### What is required
Without changing anything, output the records below.

### The input
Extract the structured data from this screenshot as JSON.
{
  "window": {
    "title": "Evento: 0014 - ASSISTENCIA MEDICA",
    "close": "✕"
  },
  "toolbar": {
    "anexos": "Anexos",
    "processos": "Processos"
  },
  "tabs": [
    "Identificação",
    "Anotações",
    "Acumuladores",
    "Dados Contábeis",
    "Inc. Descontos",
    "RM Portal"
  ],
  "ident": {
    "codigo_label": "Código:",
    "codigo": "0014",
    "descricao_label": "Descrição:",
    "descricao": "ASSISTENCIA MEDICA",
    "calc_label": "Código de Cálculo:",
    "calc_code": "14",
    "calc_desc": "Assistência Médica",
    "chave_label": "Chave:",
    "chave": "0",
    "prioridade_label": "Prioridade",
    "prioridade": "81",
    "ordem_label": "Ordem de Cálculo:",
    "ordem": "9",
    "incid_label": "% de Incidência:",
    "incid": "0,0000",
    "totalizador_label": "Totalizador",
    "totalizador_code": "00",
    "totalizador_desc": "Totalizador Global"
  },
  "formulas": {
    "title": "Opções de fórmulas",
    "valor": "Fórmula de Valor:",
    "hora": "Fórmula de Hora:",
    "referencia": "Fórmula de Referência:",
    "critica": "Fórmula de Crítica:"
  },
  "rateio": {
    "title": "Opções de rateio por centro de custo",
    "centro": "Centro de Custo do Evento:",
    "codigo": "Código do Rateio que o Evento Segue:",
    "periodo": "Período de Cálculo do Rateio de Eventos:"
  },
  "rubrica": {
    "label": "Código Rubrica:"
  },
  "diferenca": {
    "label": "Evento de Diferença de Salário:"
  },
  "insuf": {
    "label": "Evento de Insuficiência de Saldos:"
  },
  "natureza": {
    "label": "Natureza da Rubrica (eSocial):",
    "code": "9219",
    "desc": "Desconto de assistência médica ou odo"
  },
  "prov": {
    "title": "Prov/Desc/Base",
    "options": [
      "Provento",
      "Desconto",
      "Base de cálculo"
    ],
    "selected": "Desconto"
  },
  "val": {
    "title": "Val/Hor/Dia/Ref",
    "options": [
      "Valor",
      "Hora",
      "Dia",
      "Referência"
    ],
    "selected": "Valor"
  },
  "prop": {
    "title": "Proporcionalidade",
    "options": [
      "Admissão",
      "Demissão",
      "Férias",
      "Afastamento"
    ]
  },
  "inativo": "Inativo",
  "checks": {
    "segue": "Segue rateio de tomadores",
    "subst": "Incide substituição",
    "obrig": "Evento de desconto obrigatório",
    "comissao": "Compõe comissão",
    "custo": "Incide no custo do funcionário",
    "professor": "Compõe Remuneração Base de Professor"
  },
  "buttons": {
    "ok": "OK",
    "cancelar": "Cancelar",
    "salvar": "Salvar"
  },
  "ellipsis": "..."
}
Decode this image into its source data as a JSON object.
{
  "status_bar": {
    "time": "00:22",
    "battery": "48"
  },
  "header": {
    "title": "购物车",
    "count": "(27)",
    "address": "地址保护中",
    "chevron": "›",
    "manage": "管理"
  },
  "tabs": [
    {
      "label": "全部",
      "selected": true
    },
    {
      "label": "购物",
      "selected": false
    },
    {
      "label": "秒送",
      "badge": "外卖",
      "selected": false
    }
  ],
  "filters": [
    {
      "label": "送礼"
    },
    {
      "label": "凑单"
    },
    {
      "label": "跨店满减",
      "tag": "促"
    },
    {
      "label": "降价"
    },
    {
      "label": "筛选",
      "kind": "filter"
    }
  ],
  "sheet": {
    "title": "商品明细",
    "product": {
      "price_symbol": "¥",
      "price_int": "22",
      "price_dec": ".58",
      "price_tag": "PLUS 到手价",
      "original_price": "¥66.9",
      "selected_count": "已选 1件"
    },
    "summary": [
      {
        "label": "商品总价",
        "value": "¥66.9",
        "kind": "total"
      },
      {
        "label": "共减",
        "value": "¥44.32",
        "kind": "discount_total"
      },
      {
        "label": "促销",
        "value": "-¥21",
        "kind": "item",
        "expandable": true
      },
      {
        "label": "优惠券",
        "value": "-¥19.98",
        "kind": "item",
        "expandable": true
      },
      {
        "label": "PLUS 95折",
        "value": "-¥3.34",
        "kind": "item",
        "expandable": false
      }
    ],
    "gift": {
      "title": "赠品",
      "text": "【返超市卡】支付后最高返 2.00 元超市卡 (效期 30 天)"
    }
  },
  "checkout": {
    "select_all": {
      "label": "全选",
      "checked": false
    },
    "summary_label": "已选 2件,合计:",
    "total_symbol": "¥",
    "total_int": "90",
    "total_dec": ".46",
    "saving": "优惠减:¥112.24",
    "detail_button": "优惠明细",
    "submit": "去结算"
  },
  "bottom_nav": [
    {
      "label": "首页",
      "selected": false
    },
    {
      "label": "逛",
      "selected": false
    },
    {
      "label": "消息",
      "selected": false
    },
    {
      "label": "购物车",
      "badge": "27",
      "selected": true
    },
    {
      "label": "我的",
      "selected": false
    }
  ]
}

### Solution for this task
Extract the structured data from this screenshot as JSON.
{
  "window": {
    "title": "Evento: 0014 - ASSISTENCIA MEDICA",
    "close": "✕"
  },
  "toolbar": {
    "anexos": "Anexos",
    "processos": "Processos"
  },
  "tabs": [
    "Identificação",
    "Anotações",
    "Acumuladores",
    "Dados Contábeis",
    "Inc. Descontos",
    "RM Portal"
  ],
  "ident": {
    "codigo_label": "Código:",
    "codigo": "0014",
    "descricao_label": "Descrição:",
    "descricao": "ASSISTENCIA MEDICA",
    "calc_label": "Código de Cálculo:",
    "calc_code": "14",
    "calc_desc": "Assistência Médica",
    "chave_label": "Chave:",
    "chave": "0",
    "prioridade_label": "Prioridade",
    "prioridade": "81",
    "ordem_label": "Ordem de Cálculo:",
    "ordem": "9",
    "incid_label": "% de Incidência:",
    "incid": "0,0000",
    "totalizador_label": "Totalizador",
    "totalizador_code": "00",
    "totalizador_desc": "Totalizador Global"
  },
  "formulas": {
    "title": "Opções de fórmulas",
    "valor": "Fórmula de Valor:",
    "hora": "Fórmula de Hora:",
    "referencia": "Fórmula de Referência:",
    "critica": "Fórmula de Crítica:"
  },
  "rateio": {
    "title": "Opções de rateio por centro de custo",
    "centro": "Centro de Custo do Evento:",
    "codigo": "Código do Rateio que o Evento Segue:",
    "periodo": "Período de Cálculo do Rateio de Eventos:"
  },
  "rubrica": {
    "label": "Código Rubrica:"
  },
  "diferenca": {
    "label": "Evento de Diferença de Salário:"
  },
  "insuf": {
    "label": "Evento de Insuficiência de Saldos:"
  },
  "natureza": {
    "label": "Natureza da Rubrica (eSocial):",
    "code": "9219",
    "desc": "Desconto de assistência médica ou odo"
  },
  "prov": {
    "title": "Prov/Desc/Base",
    "options": [
      "Provento",
      "Desconto",
      "Base de cálculo"
    ],
    "selected": "Desconto"
  },
  "val": {
    "title": "Val/Hor/Dia/Ref",
    "options": [
      "Valor",
      "Hora",
      "Dia",
      "Referência"
    ],
    "selected": "Valor"
  },
  "prop": {
    "title": "Proporcionalidade",
    "options": [
      "Admissão",
      "Demissão",
      "Férias",
      "Afastamento"
    ]
  },
  "inativo": "Inativo",
  "checks": {
    "segue": "Segue rateio de tomadores",
    "subst": "Incide substituição",
    "obrig": "Evento de desconto obrigatório",
    "comissao": "Compõe comissão",
    "custo": "Incide no custo do funcionário",
    "professor": "Compõe Remuneração Base de Professor"
  },
  "buttons": {
    "ok": "OK",
    "cancelar": "Cancelar",
    "salvar": "Salvar"
  },
  "ellipsis": "..."
}
Decode this image into its source data as a JSON object.
{
  "status_bar": {
    "time": "00:22",
    "battery": "48"
  },
  "header": {
    "title": "购物车",
    "count": "(27)",
    "address": "地址保护中",
    "chevron": "›",
    "manage": "管理"
  },
  "tabs": [
    {
      "label": "全部",
      "selected": true
    },
    {
      "label": "购物",
      "selected": false
    },
    {
      "label": "秒送",
      "badge": "外卖",
      "selected": false
    }
  ],
  "filters": [
    {
      "label": "送礼"
    },
    {
      "label": "凑单"
    },
    {
      "label": "跨店满减",
      "tag": "促"
    },
    {
      "label": "降价"
    },
    {
      "label": "筛选",
      "kind": "filter"
    }
  ],
  "sheet": {
    "title": "商品明细",
    "product": {
      "price_symbol": "¥",
      "price_int": "22",
      "price_dec": ".58",
      "price_tag": "PLUS 到手价",
      "original_price": "¥66.9",
      "selected_count": "已选 1件"
    },
    "summary": [
      {
        "label": "商品总价",
        "value": "¥66.9",
        "kind": "total"
      },
      {
        "label": "共减",
        "value": "¥44.32",
        "kind": "discount_total"
      },
      {
        "label": "促销",
        "value": "-¥21",
        "kind": "item",
        "expandable": true
      },
      {
        "label": "优惠券",
        "value": "-¥19.98",
        "kind": "item",
        "expandable": true
      },
      {
        "label": "PLUS 95折",
        "value": "-¥3.34",
        "kind": "item",
        "expandable": false
      }
    ],
    "gift": {
      "title": "赠品",
      "text": "【返超市卡】支付后最高返 2.00 元超市卡 (效期 30 天)"
    }
  },
  "checkout": {
    "select_all": {
      "label": "全选",
      "checked": false
    },
    "summary_label": "已选 2件,合计:",
    "total_symbol": "¥",
    "total_int": "90",
    "total_dec": ".46",
    "saving": "优惠减:¥112.24",
    "detail_button": "优惠明细",
    "submit": "去结算"
  },
  "bottom_nav": [
    {
      "label": "首页",
      "selected": false
    },
    {
      "label": "逛",
      "selected": false
    },
    {
      "label": "消息",
      "selected": false
    },
    {
      "label": "购物车",
      "badge": "27",
      "selected": true
    },
    {
      "label": "我的",
      "selected": false
    }
  ]
}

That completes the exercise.